TEA then narrowed the list to eight sites and did feasibility studies for each, Droy said. To pass muster, the green-and-sustainable technologies had to offer an advantage from the cost, effectiveness and implementation standpoints.
In the end, TEA found that phytoremediation, or plants, could be used to help clean up six sites, Droy said. TEA could use EZVI at four of the sites and AMTS at two.
TEA hopes to perform the green-and-sustainable remediation work as a subcontractor for the general contractor that wins the bid for the overall remediation work.
Droy declined to disclose any revenue figures, but said TEA has been successful as a specialty niche firm that does highly technical consulting. The company, which began with Droy and chief operations officer Frank Manale, now has around 30 employees at offices in Baton Rouge, Santa Rosa Beach, Fla.; and Pittsburg, Calif.
However, Droy said he expects much of TEA’s future growth will be driven by its products division, RemQuest.
RemQuest handles the sales of products like EZVI, but the division is also working with scientists in research and development efforts to come up with new solutions to contaminants, Droy said.
“Right now, products make up about 25 percent of our revenue stream.
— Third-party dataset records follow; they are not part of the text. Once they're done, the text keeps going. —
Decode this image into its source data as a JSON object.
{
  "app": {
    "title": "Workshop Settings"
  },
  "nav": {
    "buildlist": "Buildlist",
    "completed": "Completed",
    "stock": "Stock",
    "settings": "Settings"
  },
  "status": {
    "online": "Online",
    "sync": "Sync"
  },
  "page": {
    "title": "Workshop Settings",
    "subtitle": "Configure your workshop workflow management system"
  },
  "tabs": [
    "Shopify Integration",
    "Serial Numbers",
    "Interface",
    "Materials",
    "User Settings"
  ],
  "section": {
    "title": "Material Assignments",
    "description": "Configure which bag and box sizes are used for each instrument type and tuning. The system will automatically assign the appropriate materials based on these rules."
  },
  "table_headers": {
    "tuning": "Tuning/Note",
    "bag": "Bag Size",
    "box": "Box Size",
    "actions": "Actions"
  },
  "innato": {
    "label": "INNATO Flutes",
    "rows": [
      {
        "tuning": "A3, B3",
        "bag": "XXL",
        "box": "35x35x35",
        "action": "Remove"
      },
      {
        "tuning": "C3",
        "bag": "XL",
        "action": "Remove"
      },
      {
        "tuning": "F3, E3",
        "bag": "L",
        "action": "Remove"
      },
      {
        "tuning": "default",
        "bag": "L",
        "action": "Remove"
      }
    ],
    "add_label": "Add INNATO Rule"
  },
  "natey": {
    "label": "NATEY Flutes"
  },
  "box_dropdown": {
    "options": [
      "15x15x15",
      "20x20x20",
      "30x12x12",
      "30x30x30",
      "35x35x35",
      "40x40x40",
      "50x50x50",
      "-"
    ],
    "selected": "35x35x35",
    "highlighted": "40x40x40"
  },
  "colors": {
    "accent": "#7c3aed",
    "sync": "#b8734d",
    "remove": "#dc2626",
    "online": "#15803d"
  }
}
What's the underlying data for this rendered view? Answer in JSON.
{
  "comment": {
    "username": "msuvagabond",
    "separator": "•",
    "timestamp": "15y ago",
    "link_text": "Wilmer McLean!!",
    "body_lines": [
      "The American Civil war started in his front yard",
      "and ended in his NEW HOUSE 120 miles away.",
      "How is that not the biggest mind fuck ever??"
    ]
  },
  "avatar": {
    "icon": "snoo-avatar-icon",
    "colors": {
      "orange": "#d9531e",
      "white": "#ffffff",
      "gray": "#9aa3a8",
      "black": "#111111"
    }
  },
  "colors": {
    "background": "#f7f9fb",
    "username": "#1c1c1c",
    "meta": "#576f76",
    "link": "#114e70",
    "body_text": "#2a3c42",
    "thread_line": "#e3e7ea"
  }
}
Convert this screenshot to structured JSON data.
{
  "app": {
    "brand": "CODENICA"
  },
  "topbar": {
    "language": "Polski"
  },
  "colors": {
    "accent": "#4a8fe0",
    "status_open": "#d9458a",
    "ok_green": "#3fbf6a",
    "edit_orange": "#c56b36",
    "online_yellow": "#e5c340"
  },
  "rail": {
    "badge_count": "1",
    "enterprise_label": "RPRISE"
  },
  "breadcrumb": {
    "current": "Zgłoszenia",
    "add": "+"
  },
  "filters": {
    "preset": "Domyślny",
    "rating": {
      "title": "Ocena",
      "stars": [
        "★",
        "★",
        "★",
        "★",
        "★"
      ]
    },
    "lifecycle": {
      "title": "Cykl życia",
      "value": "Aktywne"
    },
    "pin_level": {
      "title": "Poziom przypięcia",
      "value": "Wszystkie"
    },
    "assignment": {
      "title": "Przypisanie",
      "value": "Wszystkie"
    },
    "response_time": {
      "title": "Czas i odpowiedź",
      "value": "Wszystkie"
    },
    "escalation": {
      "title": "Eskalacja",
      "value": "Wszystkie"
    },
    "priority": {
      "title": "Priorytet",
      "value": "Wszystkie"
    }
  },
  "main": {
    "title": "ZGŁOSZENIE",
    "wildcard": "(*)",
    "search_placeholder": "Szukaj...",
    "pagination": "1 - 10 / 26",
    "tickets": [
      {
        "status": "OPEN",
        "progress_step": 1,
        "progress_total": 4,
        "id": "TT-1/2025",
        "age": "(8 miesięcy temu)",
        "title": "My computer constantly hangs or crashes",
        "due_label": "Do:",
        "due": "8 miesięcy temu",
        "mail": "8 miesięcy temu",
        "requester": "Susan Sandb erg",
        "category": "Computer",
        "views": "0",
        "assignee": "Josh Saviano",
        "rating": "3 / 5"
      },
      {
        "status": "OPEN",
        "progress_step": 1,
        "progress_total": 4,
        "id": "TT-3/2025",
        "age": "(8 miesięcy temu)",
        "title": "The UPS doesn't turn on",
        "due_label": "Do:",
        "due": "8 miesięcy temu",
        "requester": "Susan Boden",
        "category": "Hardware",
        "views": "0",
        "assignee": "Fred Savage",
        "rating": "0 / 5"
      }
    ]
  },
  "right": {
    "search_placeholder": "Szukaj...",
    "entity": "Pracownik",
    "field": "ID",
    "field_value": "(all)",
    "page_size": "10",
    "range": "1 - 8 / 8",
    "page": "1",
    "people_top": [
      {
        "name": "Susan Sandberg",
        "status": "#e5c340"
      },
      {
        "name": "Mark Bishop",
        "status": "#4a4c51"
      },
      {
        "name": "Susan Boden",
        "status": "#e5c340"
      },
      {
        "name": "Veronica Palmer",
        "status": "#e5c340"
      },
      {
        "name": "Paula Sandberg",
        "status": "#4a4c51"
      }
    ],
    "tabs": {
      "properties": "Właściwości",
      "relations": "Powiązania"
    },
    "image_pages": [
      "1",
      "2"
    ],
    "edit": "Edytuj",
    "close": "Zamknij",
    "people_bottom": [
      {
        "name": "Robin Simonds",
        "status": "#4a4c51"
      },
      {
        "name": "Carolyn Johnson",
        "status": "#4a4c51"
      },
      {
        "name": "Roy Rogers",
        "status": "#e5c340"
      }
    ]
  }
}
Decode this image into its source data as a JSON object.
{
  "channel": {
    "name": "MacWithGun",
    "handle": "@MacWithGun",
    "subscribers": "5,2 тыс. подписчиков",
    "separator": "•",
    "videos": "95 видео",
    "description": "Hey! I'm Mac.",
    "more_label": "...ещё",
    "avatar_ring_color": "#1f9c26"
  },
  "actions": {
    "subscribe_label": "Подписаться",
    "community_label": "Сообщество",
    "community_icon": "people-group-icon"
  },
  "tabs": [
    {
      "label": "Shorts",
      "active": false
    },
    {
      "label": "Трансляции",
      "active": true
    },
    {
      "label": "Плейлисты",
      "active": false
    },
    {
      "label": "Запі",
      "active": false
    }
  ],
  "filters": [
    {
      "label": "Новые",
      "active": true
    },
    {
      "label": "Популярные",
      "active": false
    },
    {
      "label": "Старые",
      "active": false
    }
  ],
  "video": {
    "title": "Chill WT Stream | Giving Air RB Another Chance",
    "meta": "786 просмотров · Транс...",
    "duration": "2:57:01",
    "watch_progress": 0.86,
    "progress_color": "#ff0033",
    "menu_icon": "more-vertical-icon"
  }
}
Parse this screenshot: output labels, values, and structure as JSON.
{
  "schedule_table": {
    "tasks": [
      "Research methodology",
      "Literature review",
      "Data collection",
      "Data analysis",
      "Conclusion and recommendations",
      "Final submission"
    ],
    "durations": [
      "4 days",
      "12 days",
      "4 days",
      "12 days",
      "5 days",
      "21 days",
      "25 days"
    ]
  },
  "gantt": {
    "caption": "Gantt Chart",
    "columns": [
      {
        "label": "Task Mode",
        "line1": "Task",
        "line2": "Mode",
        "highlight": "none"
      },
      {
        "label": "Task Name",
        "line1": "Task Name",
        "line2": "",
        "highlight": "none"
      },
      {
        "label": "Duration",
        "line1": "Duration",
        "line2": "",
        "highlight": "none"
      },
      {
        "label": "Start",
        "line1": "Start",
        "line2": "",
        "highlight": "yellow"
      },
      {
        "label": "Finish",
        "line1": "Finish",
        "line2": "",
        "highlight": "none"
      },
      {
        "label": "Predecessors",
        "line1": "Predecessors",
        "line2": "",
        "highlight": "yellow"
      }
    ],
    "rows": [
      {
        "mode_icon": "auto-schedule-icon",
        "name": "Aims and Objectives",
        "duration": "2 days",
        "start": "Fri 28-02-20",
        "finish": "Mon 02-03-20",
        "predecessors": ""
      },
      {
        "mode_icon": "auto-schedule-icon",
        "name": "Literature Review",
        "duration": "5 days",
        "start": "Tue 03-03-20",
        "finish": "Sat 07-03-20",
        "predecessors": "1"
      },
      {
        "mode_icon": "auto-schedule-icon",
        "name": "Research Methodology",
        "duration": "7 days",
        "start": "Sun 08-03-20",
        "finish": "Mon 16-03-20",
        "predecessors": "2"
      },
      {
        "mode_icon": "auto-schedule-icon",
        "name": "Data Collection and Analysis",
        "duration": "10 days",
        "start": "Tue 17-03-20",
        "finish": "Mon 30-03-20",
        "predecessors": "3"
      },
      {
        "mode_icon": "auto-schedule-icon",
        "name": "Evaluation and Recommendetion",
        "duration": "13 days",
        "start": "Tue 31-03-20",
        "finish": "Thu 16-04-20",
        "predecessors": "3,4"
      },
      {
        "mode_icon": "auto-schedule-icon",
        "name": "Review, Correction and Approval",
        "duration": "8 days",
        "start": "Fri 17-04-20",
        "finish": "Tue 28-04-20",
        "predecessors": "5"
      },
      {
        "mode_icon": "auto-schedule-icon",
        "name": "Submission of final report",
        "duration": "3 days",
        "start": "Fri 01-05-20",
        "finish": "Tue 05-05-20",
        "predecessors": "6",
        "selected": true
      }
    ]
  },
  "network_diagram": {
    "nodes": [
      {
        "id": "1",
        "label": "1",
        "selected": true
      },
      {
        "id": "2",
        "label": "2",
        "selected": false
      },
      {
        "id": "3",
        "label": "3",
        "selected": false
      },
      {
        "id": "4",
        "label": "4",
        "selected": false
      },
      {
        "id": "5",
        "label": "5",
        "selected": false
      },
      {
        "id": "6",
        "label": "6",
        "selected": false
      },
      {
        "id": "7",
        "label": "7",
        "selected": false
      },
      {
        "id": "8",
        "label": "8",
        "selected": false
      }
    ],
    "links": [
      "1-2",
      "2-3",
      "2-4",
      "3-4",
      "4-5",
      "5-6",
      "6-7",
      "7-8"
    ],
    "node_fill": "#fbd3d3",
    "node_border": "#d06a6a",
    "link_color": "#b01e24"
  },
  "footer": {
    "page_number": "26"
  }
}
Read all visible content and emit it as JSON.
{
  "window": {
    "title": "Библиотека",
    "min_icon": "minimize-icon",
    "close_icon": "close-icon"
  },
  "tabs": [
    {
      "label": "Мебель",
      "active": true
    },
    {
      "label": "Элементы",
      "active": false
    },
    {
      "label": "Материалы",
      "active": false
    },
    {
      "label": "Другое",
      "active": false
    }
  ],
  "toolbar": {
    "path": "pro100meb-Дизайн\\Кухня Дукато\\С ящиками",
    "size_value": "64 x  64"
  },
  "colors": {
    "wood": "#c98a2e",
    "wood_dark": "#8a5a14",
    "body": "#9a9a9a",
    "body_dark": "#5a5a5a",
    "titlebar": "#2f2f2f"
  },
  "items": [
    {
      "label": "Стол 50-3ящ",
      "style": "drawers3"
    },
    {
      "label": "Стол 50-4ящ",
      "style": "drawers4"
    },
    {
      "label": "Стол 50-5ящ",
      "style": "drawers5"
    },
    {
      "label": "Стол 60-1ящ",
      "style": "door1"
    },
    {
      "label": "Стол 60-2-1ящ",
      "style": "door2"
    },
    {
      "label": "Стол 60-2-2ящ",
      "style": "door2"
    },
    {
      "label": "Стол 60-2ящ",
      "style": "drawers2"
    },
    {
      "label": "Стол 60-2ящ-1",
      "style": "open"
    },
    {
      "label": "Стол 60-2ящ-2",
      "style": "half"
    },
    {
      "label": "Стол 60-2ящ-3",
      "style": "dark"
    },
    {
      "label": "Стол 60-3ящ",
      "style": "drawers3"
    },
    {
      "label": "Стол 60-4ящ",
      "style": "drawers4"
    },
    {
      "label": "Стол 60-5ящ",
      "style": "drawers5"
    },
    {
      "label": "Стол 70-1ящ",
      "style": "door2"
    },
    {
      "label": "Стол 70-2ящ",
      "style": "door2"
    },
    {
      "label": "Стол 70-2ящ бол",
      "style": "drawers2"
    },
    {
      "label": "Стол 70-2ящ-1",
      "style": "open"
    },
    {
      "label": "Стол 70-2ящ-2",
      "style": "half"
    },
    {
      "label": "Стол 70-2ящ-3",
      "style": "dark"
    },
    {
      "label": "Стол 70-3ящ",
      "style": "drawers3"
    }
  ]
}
We’re hoping that products in the next several years will make up 50 percent to 75 percent of our revenue stream,” Droy said.